The Bottom Line
THE CHALLENGE: During the 2014 Ebola outbreak, Sierra Leone lacked an effective infectious disease reporting system. Such a system would have resulted in earlier notification of the disease, and may have helped prevent the epidemic.
THE SOLUTION: CDC helped develop Sierra Leone’s Integrated Disease Surveillance and Response (IDSR) system that provides timely health data to district and national decision makers. This information helps healthcare workers to rapidly identify new infectious diseases and mobilize resources to respond to potential outbreaks.
Sierra Leone: Integrated Disease Surveillance and Response system–using health data for public health action
Time is of the essence to prevent clusters of illness from turning into disease outbreaks. Public health workers can take action to prevent the spread of disease, and thereby prevent illnesses and deaths, when authorities are alerted quickly about a disease occurrence. When Ebola struck in 2014, Sierra Leone lacked an effective infectious disease reporting system. Such a system would have resulted in earlier notification of the disease, and may have helped prevent the epidemic
The situation in Sierra Leone has since changed. In just 10 months –between November 2015 and September 2016– Sierra Leone’s disease reporting increased from 35% to 96% of health facilities reporting weekly data. Through Global Health Security Agenda resources, this West African country now has an effective Integrated Disease Surveillance and Response (IDSR) system. The IDSR system in Sierra Leone now monitors 44 diseases, conditions, and public health threats. A single case of epidemic-prone diseases, such as viral hemorrhagic fevers, yellow fever, and cholera
Benefits of Sierra Leone’s IDSR-based national surveillance system include helping prevent an Ebola flare-up from spreading. In January 2016, enhanced surveillance quickly detected and identified a new case of Ebola, leading to rapid and effective control efforts. Beyond Ebola, the IDSR system is helping identify suspected cases of other diseases, such as rabies and measles. The IDSR system also helped increase the reporting of measles cases, prompting the launch of nationwide measles vaccination campaigns.

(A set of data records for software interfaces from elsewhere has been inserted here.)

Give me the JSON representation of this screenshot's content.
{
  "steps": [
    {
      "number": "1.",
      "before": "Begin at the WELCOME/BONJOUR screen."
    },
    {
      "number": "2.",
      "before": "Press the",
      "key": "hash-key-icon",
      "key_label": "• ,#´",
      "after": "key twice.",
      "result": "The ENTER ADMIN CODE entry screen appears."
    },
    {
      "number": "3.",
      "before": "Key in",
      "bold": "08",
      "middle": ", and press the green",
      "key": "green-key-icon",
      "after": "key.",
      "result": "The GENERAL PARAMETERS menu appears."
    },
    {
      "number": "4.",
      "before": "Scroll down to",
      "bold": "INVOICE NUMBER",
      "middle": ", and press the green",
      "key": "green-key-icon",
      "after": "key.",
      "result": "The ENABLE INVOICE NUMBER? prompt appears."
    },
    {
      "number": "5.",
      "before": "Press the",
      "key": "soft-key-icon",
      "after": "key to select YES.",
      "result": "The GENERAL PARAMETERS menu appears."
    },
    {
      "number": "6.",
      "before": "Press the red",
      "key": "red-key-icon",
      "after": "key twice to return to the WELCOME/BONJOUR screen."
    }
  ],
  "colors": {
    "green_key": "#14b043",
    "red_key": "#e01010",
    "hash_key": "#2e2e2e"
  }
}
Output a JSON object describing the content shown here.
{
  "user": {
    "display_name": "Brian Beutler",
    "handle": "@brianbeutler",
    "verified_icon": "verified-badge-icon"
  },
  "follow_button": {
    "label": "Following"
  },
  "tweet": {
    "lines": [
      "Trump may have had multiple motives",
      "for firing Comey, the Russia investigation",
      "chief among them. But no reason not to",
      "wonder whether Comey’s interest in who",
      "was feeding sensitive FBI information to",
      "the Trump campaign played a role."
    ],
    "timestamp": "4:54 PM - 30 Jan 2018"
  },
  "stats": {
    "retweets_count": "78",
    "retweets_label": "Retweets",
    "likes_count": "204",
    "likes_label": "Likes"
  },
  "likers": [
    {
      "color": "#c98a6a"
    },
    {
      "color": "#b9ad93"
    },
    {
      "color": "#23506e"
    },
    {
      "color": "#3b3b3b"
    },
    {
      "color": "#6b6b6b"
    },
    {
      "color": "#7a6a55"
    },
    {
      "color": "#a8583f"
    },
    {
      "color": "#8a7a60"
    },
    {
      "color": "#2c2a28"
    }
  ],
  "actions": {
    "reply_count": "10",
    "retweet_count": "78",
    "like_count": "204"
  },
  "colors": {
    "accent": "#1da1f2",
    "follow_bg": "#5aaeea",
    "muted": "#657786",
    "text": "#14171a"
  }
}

To enhance IDSR activities, CDC provided further technical help to improve data quality and rolled out the electronic IDSR (eIDSR) platform across Sierra Leone. The electronic systems can capture IDSR data on any device, including desktops, laptops, tablets, and smartphones. Most systems also have the capability to be used off-line, which is especially helpful in areas with poor internet connectivity. Now all districts electronically report their IDSR data to the national level.
The electronic system has also reduced the number of data entry errors in half, and is capturing and verifying data 60% faster than the paper-based IDSR system. The eIDSR system builds on the existing District Health Information Software (DHIS2) currently used in 47 countries across four continents, which can also quickly produce maps and graphics to show disease trends.
The eIDSR enhances Sierra Leonne’s preparedness to identify and respond to outbreaks and prevent outbreaks from unnecessarily developing into epidemics as was the case with Ebola in 2014. By rapidly capturing health data that is easy to understand, health officials will know where to target resources that can slow the spread of a disease both within country and beyond the borders.
About This Story
CDC is working with 31 priority countries to develop global health security capabilities, which protect Americans and people around the world from disease threats. This story illustrates Sierra Leone’s commitment to:
- Real-Time Surveillance: Launching and strengthening global networks of disease-surveillance systems that quickly detect outbreaks and assess risks.
- Reporting: Strengthening timely and accurate documentation of and transfer of information about potential outbreak threats, which allows the international community to assess risks and respond rapidly.
Sierra Leone will continue to work with CDC to strengthen its disease surveillance systems that detect events of public significance. This work ensures that Sierra Leonne, and therefore the world community, is safe from disease threats.